What you will do: Please return every record exactly as written, leaving out the pictures.

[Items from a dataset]
******************************

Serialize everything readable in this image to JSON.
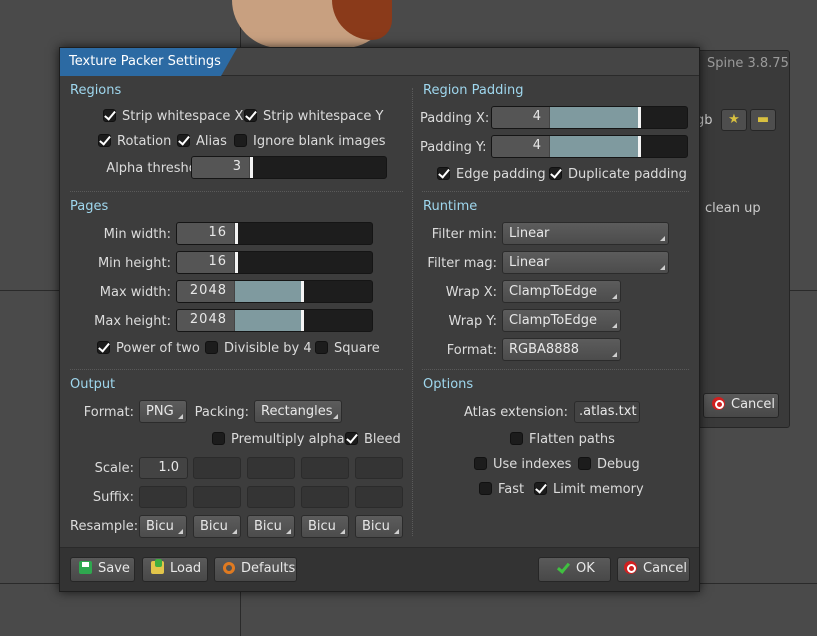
{
  "background": {
    "version": "Spine 3.8.75",
    "clean_up": "clean up",
    "cancel": "Cancel",
    "rgb": "gb",
    "star_icon": "star-icon",
    "folder_icon": "folder-icon"
  },
  "dialog": {
    "title": "Texture Packer Settings",
    "regions": {
      "heading": "Regions",
      "strip_x": "Strip whitespace X",
      "strip_y": "Strip whitespace Y",
      "rotation": "Rotation",
      "alias": "Alias",
      "ignore_blank": "Ignore blank images",
      "alpha_label": "Alpha threshold:",
      "alpha_value": "3",
      "alpha_fraction": 0.0
    },
    "region_padding": {
      "heading": "Region Padding",
      "padding_x_label": "Padding X:",
      "padding_x_value": "4",
      "padding_y_label": "Padding Y:",
      "padding_y_value": "4",
      "padding_fraction": 0.64,
      "edge_padding": "Edge padding",
      "duplicate_padding": "Duplicate padding"
    },
    "pages": {
      "heading": "Pages",
      "min_width_label": "Min width:",
      "min_width": "16",
      "min_height_label": "Min height:",
      "min_height": "16",
      "max_width_label": "Max width:",
      "max_width": "2048",
      "max_height_label": "Max height:",
      "max_height": "2048",
      "max_fraction": 0.56,
      "power_of_two": "Power of two",
      "divisible_by_4": "Divisible by 4",
      "square": "Square"
    },
    "runtime": {
      "heading": "Runtime",
      "filter_min_label": "Filter min:",
      "filter_min": "Linear",
      "filter_mag_label": "Filter mag:",
      "filter_mag": "Linear",
      "wrap_x_label": "Wrap X:",
      "wrap_x": "ClampToEdge",
      "wrap_y_label": "Wrap Y:",
      "wrap_y": "ClampToEdge",
      "format_label": "Format:",
      "format": "RGBA8888"
    },
    "output": {
      "heading": "Output",
      "format_label": "Format:",
      "format": "PNG",
      "packing_label": "Packing:",
      "packing": "Rectangles",
      "premultiply": "Premultiply alpha",
      "bleed": "Bleed",
      "scale_label": "Scale:",
      "scale_values": [
        "1.0",
        "",
        "",
        "",
        ""
      ],
      "suffix_label": "Suffix:",
      "resample_label": "Resample:",
      "resample_values": [
        "Bicu",
        "Bicu",
        "Bicu",
        "Bicu",
        "Bicu"
      ]
    },
    "options": {
      "heading": "Options",
      "atlas_ext_label": "Atlas extension:",
      "atlas_ext": ".atlas.txt",
      "flatten_paths": "Flatten paths",
      "use_indexes": "Use indexes",
      "debug": "Debug",
      "fast": "Fast",
      "limit_memory": "Limit memory"
    },
    "buttons": {
      "save": "Save",
      "load": "Load",
      "defaults": "Defaults",
      "ok": "OK",
      "cancel": "Cancel"
    },
    "colors": {
      "accent": "#2c6aa3",
      "section": "#9fd7ee",
      "slider_fill": "#7f9a9f"
    }
  }
}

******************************

Exercise answer:
Serialize everything readable in this image to JSON.
{
  "background": {
    "version": "Spine 3.8.75",
    "clean_up": "clean up",
    "cancel": "Cancel",
    "rgb": "gb",
    "star_icon": "star-icon",
    "folder_icon": "folder-icon"
  },
  "dialog": {
    "title": "Texture Packer Settings",
    "regions": {
      "heading": "Regions",
      "strip_x": "Strip whitespace X",
      "strip_y": "Strip whitespace Y",
      "rotation": "Rotation",
      "alias": "Alias",
      "ignore_blank": "Ignore blank images",
      "alpha_label": "Alpha threshold:",
      "alpha_value": "3",
      "alpha_fraction": 0.0
    },
    "region_padding": {
      "heading": "Region Padding",
      "padding_x_label": "Padding X:",
      "padding_x_value": "4",
      "padding_y_label": "Padding Y:",
      "padding_y_value": "4",
      "padding_fraction": 0.64,
      "edge_padding": "Edge padding",
      "duplicate_padding": "Duplicate padding"
    },
    "pages": {
      "heading": "Pages",
      "min_width_label": "Min width:",
      "min_width": "16",
      "min_height_label": "Min height:",
      "min_height": "16",
      "max_width_label": "Max width:",
      "max_width": "2048",
      "max_height_label": "Max height:",
      "max_height": "2048",
      "max_fraction": 0.56,
      "power_of_two": "Power of two",
      "divisible_by_4": "Divisible by 4",
      "square": "Square"
    },
    "runtime": {
      "heading": "Runtime",
      "filter_min_label": "Filter min:",
      "filter_min": "Linear",
      "filter_mag_label": "Filter mag:",
      "filter_mag": "Linear",
      "wrap_x_label": "Wrap X:",
      "wrap_x": "ClampToEdge",
      "wrap_y_label": "Wrap Y:",
      "wrap_y": "ClampToEdge",
      "format_label": "Format:",
      "format": "RGBA8888"
    },
    "output": {
      "heading": "Output",
      "format_label": "Format:",
      "format": "PNG",
      "packing_label": "Packing:",
      "packing": "Rectangles",
      "premultiply": "Premultiply alpha",
      "bleed": "Bleed",
      "scale_label": "Scale:",
      "scale_values": [
        "1.0",
        "",
        "",
        "",
        ""
      ],
      "suffix_label": "Suffix:",
      "resample_label": "Resample:",
      "resample_values": [
        "Bicu",
        "Bicu",
        "Bicu",
        "Bicu",
        "Bicu"
      ]
    },
    "options": {
      "heading": "Options",
      "atlas_ext_label": "Atlas extension:",
      "atlas_ext": ".atlas.txt",
      "flatten_paths": "Flatten paths",
      "use_indexes": "Use indexes",
      "debug": "Debug",
      "fast": "Fast",
      "limit_memory": "Limit memory"
    },
    "buttons": {
      "save": "Save",
      "load": "Load",
      "defaults": "Defaults",
      "ok": "OK",
      "cancel": "Cancel"
    },
    "colors": {
      "accent": "#2c6aa3",
      "section": "#9fd7ee",
      "slider_fill": "#7f9a9f"
    }
  }
}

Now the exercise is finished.